If you are carrying €10,000 or more, or the equivalent in other currencies, you must make a declaration to customs when you enter or leave the European Union. It includes sums in:
- banknotes and coins
- bearer negotiable instruments such as cheques, travellers’ cheques, promissory notes and money orders
- bonds, shares
- gold coins with a gold content of at least 90 %
- gold bars, nuggets or clumps with a gold content of at least 99.5 %
- any other convertible asset
This does not apply if you are travelling within the European Union or in transit to a non-EU country.
EU cash controls - European Commission
Natural disasters and climate

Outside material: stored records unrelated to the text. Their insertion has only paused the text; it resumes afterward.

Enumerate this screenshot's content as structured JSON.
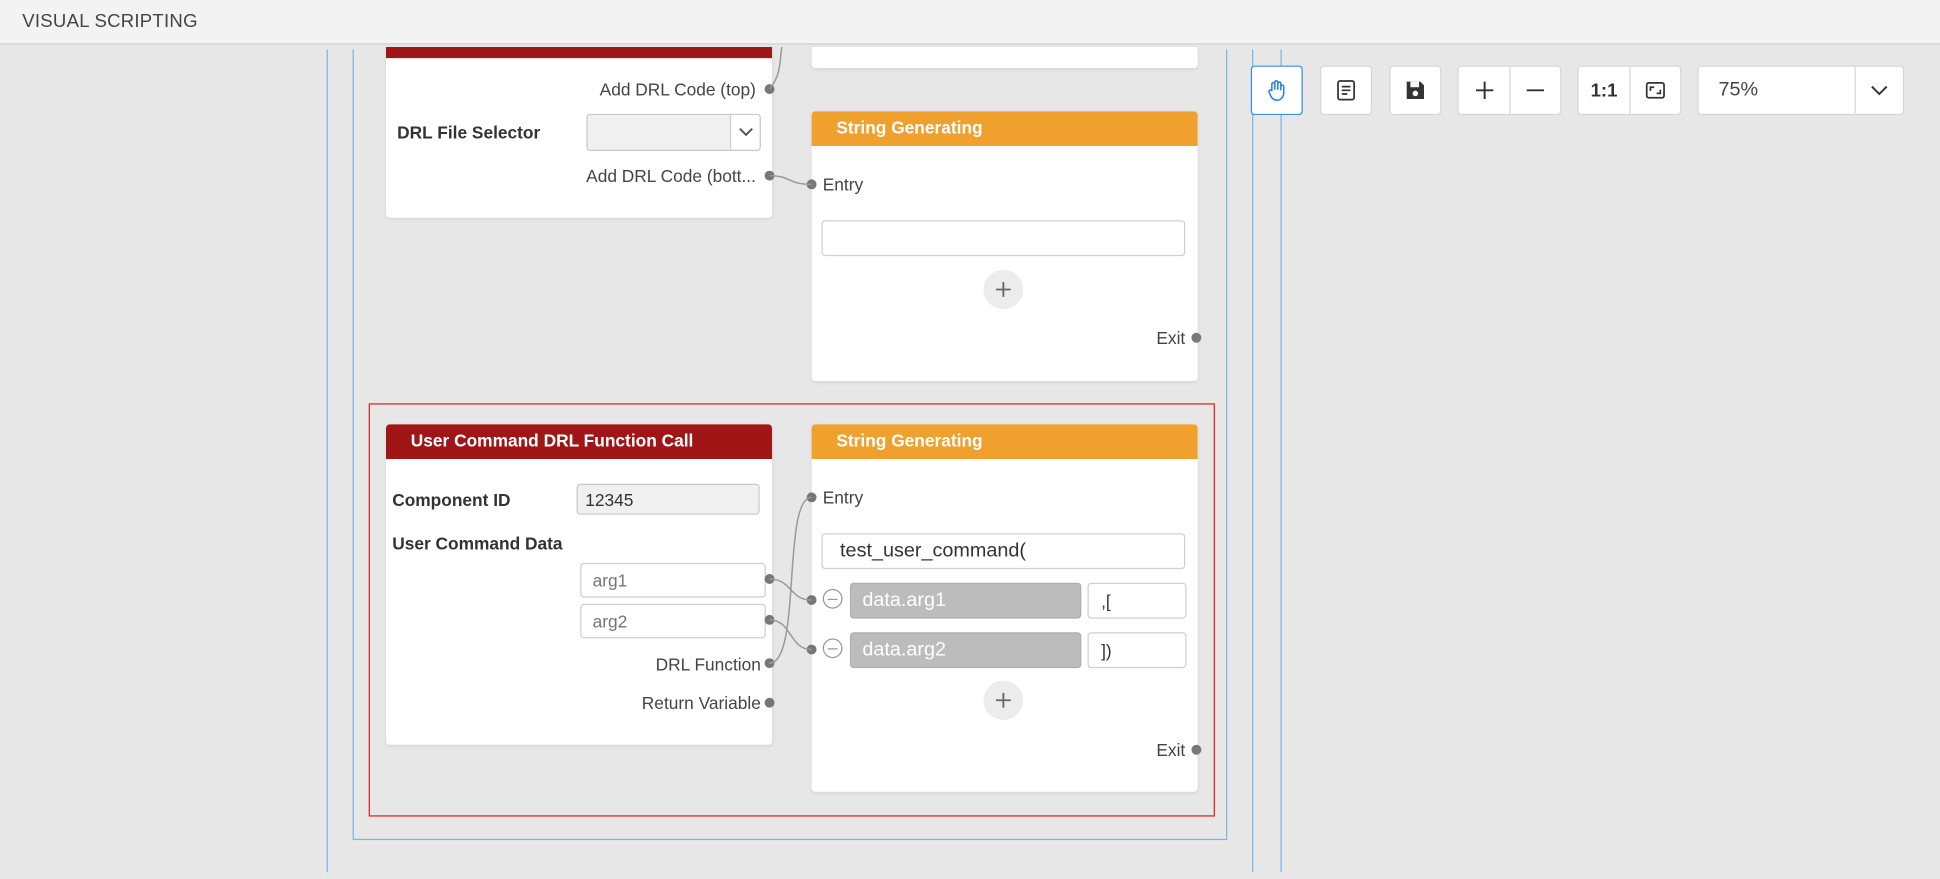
{
  "header": {
    "title": "VISUAL SCRIPTING"
  },
  "top_node": {
    "add_top_label": "Add DRL Code (top)",
    "file_selector_label": "DRL File Selector",
    "file_selector_value": "",
    "add_bottom_label": "Add DRL Code (bott..."
  },
  "top_string_node": {
    "title": "String Generating",
    "entry_label": "Entry",
    "field_value": "",
    "exit_label": "Exit"
  },
  "ucmd_node": {
    "title": "User Command DRL Function Call",
    "component_id_label": "Component ID",
    "component_id_value": "12345",
    "user_command_data_label": "User Command Data",
    "arg1_placeholder": "arg1",
    "arg2_placeholder": "arg2",
    "drl_function_label": "DRL Function",
    "return_variable_label": "Return Variable"
  },
  "string_node": {
    "title": "String Generating",
    "entry_label": "Entry",
    "command_value": "test_user_command(",
    "rows": [
      {
        "chip": "data.arg1",
        "suffix": ",["
      },
      {
        "chip": "data.arg2",
        "suffix": "])"
      }
    ],
    "exit_label": "Exit"
  },
  "toolbar": {
    "one_to_one": "1:1",
    "zoom_value": "75%"
  },
  "colors": {
    "accent_red": "#a01515",
    "accent_orange": "#f0a02c",
    "selection_red": "#e02020",
    "guide_blue": "#7eb3e8"
  }
}
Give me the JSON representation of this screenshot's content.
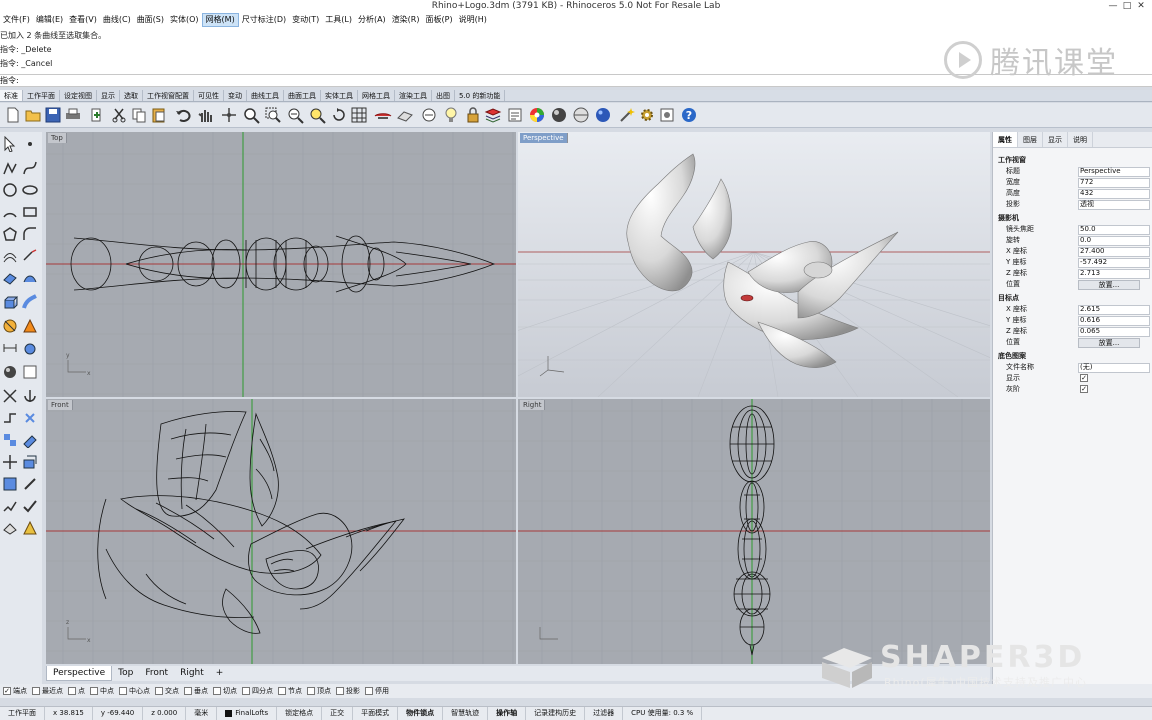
{
  "window": {
    "title": "Rhino+Logo.3dm (3791 KB) - Rhinoceros 5.0 Not For Resale Lab",
    "minimize": "—",
    "maximize": "□",
    "close": "✕"
  },
  "menu": [
    "文件(F)",
    "编辑(E)",
    "查看(V)",
    "曲线(C)",
    "曲面(S)",
    "实体(O)",
    "网格(M)",
    "尺寸标注(D)",
    "变动(T)",
    "工具(L)",
    "分析(A)",
    "渲染(R)",
    "面板(P)",
    "说明(H)"
  ],
  "command_history": [
    "已加入 2 条曲线至选取集合。",
    "指令: _Delete",
    "指令: _Cancel"
  ],
  "command_prompt": "指令:",
  "watermark_top": "腾讯课堂",
  "toolbar_tabs": [
    "标准",
    "工作平面",
    "设定视图",
    "显示",
    "选取",
    "工作视窗配置",
    "可见性",
    "变动",
    "曲线工具",
    "曲面工具",
    "实体工具",
    "网格工具",
    "渲染工具",
    "出图",
    "5.0 的新功能"
  ],
  "toolbar_icons": [
    "new-icon",
    "open-icon",
    "save-icon",
    "print-icon",
    "import-icon",
    "cut-icon",
    "copy-icon",
    "paste-icon",
    "undo-icon",
    "pan-icon",
    "rotate-view-icon",
    "zoom-icon",
    "zoom-window-icon",
    "zoom-extents-icon",
    "zoom-selected-icon",
    "rotate-icon",
    "grid-icon",
    "named-view-icon",
    "plane-icon",
    "snapshot-icon",
    "light-icon",
    "lock-icon",
    "layer-icon",
    "properties-icon",
    "color-wheel-icon",
    "render-sphere-icon",
    "material-icon",
    "render-icon",
    "wand-icon",
    "settings-icon",
    "options-icon",
    "help-icon"
  ],
  "viewports": {
    "top": "Top",
    "perspective": "Perspective",
    "front": "Front",
    "right": "Right"
  },
  "axis": {
    "x": "x",
    "y": "y",
    "z": "z"
  },
  "right_panel": {
    "tabs": [
      "属性",
      "图层",
      "显示",
      "说明"
    ],
    "section_viewport": "工作视窗",
    "rows_viewport": [
      {
        "k": "标题",
        "v": "Perspective"
      },
      {
        "k": "宽度",
        "v": "772"
      },
      {
        "k": "高度",
        "v": "432"
      },
      {
        "k": "投影",
        "v": "透视"
      }
    ],
    "section_camera": "摄影机",
    "rows_camera": [
      {
        "k": "镜头焦距",
        "v": "50.0"
      },
      {
        "k": "旋转",
        "v": "0.0"
      },
      {
        "k": "X 座标",
        "v": "27.400"
      },
      {
        "k": "Y 座标",
        "v": "-57.492"
      },
      {
        "k": "Z 座标",
        "v": "2.713"
      },
      {
        "k": "位置",
        "v": "放置..."
      }
    ],
    "section_target": "目标点",
    "rows_target": [
      {
        "k": "X 座标",
        "v": "2.615"
      },
      {
        "k": "Y 座标",
        "v": "0.616"
      },
      {
        "k": "Z 座标",
        "v": "0.065"
      },
      {
        "k": "位置",
        "v": "放置..."
      }
    ],
    "section_wallpaper": "底色图案",
    "rows_wallpaper": [
      {
        "k": "文件名称",
        "v": "(无)"
      },
      {
        "k": "显示",
        "v": "✓"
      },
      {
        "k": "灰阶",
        "v": "✓"
      }
    ]
  },
  "viewport_tabs": [
    "Perspective",
    "Top",
    "Front",
    "Right",
    "+"
  ],
  "osnaps": [
    {
      "label": "端点",
      "checked": true
    },
    {
      "label": "最近点",
      "checked": false
    },
    {
      "label": "点",
      "checked": false
    },
    {
      "label": "中点",
      "checked": false
    },
    {
      "label": "中心点",
      "checked": false
    },
    {
      "label": "交点",
      "checked": false
    },
    {
      "label": "垂点",
      "checked": false
    },
    {
      "label": "切点",
      "checked": false
    },
    {
      "label": "四分点",
      "checked": false
    },
    {
      "label": "节点",
      "checked": false
    },
    {
      "label": "顶点",
      "checked": false
    },
    {
      "label": "投影",
      "checked": false
    },
    {
      "label": "停用",
      "checked": false
    }
  ],
  "status": {
    "cplane": "工作平面",
    "x": "x 38.815",
    "y": "y -69.440",
    "z": "z 0.000",
    "unit": "毫米",
    "layer": "FinalLofts",
    "toggles": [
      "锁定格点",
      "正交",
      "平面模式",
      "物件锁点",
      "智慧轨迹",
      "操作轴",
      "记录建构历史",
      "过滤器"
    ],
    "cpu": "CPU 使用量: 0.3 %"
  },
  "watermark_bottom": {
    "title": "SHAPER3D",
    "sub": "Rhino(犀牛)中国技术支持及推广中心"
  },
  "colors": {
    "viewport_bg": "#a6aab1",
    "grid": "#9aa0a8",
    "x_axis": "#a63a3a",
    "y_axis": "#2f9a2f",
    "active_label": "#7f9ec8"
  }
}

The Canary Islands are located in an active seismic zone and have several volcanoes. Earthquakes and volcanic eruptions occur.
In 2021, the eruption of the Cumbre Vieja volcano on the island of La Palma caused widespread damage.
During a volcanic eruption, ash can disrupt air travel. The air quality may deteriorate and affect travellers with respiratory ailments.
While in the Canary Islands:
- follow the instructions of local authorities, including any evacuation orders
- monitor local media sources for up-to-date information on volcanic activity
Latest news – Canary Islands Volcanology Institute
High temperatures create dry conditions, which can lead to large fires. Fires can lead to railway and road closures, including major highways, and affect air traffic.
The air quality in areas near active fires may deteriorate due to heavy smoke and affect travellers with respiratory ailments.
In case of a major fire:
- avoid areas affected by active wildfires
- follow the instructions of local emergency services personnel, including any evacuation orders
- monitor local media sources for up-to-date information
Civil protection - Spanish Ministry of the Interior (in Spanish)
Severe rainstorms can hamper overland travel and reduce the provision of essential services. Roads may become impassable and bridges damaged.
- Exercise caution
- Stay informed of the latest regional weather forecasts
- Follow the instructions of local authorities.
Latest weather warnings - Spanish government’s meteorological agency
Dial 112 for emergency assistance.
There is no Canadian government office in the Canary Islands. You can obtain consular assistance from the Embassy of Canada to Spain, in Madrid.
Madrid - Embassy of Canada
Spain, Andorra, and Canary IslandsAppointment Book your appointment online
For emergency consular assistance, call the embassy of Canada to Spain, in Madrid, and follow the instructions. At any time, you may also contact the Emergency Watch and Response Centre in Ottawa.
The decision to travel is your choice and you are responsible for your personal safety abroad. We take the safety and security of Canadians abroad very seriously and provide credible and timely information in our Travel Advice to enable you to make well-informed decisions regarding your travel abroad.
The content on this page is provided for information only. While we make every effort to give you correct information, it is provided on an "as is" basis without warranty of any kind, expressed or implied. The Government of Canada does not assume responsibility and will not be liable for any damages in connection to the information provided.
If you need consular assistance while abroad, we will make every effort to help you. However, there may be constraints that will limit the ability of the Government of Canada to provide services.
Learn more about consular services.
- Date modified: